▸ **TASK GOAL**
Among the entries, find the lines with the string "this" and report them.

(Stored records)
BEGIN
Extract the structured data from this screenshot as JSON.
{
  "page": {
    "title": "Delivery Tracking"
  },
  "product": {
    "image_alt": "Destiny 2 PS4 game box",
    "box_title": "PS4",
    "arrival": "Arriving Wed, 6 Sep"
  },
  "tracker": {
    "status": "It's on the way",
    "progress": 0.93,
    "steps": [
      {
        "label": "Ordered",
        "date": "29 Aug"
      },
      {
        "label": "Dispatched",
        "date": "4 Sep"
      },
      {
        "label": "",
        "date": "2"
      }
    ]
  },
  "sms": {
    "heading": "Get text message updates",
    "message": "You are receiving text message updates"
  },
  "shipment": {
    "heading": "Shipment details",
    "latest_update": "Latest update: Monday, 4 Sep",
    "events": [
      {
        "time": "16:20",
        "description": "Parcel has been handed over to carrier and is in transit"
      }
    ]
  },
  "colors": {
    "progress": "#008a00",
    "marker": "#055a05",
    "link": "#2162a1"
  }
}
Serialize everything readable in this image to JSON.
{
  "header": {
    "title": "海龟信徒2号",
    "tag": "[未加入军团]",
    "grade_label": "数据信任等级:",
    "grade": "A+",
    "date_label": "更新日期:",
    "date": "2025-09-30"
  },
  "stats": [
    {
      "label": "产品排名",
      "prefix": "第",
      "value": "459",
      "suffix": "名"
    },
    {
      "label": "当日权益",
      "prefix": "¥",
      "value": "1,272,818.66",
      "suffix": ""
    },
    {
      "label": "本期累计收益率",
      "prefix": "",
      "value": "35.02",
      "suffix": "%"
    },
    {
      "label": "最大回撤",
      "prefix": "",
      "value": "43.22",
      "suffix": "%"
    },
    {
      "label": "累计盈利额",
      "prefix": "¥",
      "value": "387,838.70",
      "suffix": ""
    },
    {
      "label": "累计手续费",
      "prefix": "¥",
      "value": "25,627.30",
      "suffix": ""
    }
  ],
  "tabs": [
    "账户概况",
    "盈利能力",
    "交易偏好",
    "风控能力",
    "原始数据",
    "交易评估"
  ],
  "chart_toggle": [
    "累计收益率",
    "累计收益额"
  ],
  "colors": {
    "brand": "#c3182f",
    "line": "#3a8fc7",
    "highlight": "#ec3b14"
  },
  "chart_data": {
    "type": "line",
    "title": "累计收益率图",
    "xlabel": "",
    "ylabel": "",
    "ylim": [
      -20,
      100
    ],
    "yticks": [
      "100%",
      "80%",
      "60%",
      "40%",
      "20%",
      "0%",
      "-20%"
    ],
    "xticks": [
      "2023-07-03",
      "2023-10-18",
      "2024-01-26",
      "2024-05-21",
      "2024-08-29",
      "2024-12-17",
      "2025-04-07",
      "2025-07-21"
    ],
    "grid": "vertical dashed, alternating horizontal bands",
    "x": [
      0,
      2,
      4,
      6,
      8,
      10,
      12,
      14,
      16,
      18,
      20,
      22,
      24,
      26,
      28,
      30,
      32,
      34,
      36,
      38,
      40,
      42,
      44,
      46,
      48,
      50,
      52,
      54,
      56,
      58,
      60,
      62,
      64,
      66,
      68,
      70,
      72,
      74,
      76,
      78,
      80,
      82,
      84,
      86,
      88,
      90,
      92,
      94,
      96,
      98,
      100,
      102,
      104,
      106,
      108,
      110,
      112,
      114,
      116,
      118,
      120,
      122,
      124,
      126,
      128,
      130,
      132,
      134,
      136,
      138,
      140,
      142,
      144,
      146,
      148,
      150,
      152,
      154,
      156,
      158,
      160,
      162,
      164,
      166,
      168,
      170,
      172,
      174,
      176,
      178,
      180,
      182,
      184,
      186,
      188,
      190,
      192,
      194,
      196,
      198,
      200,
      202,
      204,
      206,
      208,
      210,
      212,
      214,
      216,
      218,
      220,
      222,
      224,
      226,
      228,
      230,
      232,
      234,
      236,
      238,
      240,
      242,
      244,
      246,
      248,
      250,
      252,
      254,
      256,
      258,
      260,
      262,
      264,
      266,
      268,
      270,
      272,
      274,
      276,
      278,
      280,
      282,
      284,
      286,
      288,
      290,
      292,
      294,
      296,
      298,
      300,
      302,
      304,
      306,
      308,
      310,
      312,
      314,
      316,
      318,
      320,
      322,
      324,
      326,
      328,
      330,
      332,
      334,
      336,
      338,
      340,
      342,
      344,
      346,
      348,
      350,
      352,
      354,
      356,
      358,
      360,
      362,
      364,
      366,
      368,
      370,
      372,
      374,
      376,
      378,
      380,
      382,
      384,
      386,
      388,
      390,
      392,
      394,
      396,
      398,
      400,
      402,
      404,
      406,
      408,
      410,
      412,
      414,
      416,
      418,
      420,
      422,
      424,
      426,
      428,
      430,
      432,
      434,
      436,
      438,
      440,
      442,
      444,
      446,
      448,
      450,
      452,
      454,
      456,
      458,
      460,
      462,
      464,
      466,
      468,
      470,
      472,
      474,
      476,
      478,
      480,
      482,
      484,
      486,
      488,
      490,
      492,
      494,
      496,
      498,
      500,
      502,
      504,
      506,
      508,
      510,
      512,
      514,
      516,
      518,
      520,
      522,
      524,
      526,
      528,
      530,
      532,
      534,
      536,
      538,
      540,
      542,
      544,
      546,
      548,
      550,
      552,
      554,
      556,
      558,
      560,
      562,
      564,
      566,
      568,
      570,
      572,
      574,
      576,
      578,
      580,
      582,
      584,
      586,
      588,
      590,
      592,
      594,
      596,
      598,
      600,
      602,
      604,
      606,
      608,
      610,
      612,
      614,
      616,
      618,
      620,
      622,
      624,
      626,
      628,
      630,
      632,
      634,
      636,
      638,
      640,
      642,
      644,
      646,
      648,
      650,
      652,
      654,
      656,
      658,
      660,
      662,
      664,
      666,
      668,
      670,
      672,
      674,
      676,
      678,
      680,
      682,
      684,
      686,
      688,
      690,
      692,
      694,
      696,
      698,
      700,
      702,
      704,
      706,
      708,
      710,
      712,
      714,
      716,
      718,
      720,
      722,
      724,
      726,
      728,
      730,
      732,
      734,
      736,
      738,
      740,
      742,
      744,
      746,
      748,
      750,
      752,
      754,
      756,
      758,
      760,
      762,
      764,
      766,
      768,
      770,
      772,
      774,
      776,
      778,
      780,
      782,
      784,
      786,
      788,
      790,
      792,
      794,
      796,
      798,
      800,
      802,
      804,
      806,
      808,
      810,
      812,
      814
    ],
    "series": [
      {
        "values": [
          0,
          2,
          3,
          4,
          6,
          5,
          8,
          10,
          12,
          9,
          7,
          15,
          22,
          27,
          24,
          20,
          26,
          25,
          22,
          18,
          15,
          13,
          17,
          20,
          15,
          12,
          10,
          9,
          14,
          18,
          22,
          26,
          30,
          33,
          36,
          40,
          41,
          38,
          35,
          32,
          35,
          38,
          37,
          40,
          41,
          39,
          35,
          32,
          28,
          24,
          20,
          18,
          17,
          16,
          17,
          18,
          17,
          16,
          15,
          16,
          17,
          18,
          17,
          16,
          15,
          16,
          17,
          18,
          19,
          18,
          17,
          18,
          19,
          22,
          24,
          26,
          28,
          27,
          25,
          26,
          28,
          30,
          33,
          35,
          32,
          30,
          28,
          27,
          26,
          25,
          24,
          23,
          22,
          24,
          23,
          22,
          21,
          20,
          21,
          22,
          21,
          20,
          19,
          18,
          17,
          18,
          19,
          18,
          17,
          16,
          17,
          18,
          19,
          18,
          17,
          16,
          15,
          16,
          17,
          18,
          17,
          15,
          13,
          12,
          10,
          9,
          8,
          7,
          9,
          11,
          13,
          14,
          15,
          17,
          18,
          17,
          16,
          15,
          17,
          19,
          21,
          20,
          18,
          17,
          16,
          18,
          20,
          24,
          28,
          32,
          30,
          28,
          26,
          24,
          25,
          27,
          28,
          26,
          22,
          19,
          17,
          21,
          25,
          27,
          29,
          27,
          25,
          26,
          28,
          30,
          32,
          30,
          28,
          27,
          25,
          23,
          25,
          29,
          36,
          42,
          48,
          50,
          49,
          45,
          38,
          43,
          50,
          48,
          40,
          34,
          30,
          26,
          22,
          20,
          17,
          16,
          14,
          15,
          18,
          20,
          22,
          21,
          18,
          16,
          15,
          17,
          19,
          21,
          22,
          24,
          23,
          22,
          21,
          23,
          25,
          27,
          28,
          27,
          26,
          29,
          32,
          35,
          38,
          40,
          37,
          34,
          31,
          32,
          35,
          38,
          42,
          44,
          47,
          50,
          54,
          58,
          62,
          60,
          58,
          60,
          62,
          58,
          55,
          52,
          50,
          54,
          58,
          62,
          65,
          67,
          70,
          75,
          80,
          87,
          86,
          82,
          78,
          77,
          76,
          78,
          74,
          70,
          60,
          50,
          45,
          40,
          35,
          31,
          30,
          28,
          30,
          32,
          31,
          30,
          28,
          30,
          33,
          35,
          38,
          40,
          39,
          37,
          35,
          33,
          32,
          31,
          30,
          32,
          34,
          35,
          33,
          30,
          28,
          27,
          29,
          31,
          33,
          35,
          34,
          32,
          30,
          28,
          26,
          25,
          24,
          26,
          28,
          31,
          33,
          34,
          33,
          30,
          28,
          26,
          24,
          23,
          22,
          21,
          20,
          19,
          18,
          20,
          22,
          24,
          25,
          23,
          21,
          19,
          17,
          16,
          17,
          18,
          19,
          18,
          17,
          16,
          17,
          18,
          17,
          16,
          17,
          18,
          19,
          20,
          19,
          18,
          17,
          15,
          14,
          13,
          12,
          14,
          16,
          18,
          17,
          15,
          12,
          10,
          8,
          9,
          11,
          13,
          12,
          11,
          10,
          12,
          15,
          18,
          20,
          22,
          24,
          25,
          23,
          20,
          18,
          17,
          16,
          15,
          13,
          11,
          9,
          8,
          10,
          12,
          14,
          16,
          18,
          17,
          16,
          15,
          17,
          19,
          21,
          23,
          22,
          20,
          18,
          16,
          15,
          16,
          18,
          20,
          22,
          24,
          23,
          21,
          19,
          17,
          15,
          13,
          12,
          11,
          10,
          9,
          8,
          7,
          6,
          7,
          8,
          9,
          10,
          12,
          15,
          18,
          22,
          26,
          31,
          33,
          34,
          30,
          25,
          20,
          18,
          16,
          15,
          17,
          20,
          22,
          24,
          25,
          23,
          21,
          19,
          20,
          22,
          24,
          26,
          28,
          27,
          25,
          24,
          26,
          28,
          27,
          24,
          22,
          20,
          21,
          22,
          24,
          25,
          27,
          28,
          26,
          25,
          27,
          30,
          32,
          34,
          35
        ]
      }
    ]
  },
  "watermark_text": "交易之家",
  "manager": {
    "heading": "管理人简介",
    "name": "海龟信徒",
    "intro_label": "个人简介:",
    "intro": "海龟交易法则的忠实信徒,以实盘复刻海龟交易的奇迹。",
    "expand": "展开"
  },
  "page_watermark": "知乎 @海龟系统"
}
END
▸ **OUTPUT OF THE EXERCISE**
Extract the structured data from this screenshot as JSON.
Serialize everything readable in this image to JSON.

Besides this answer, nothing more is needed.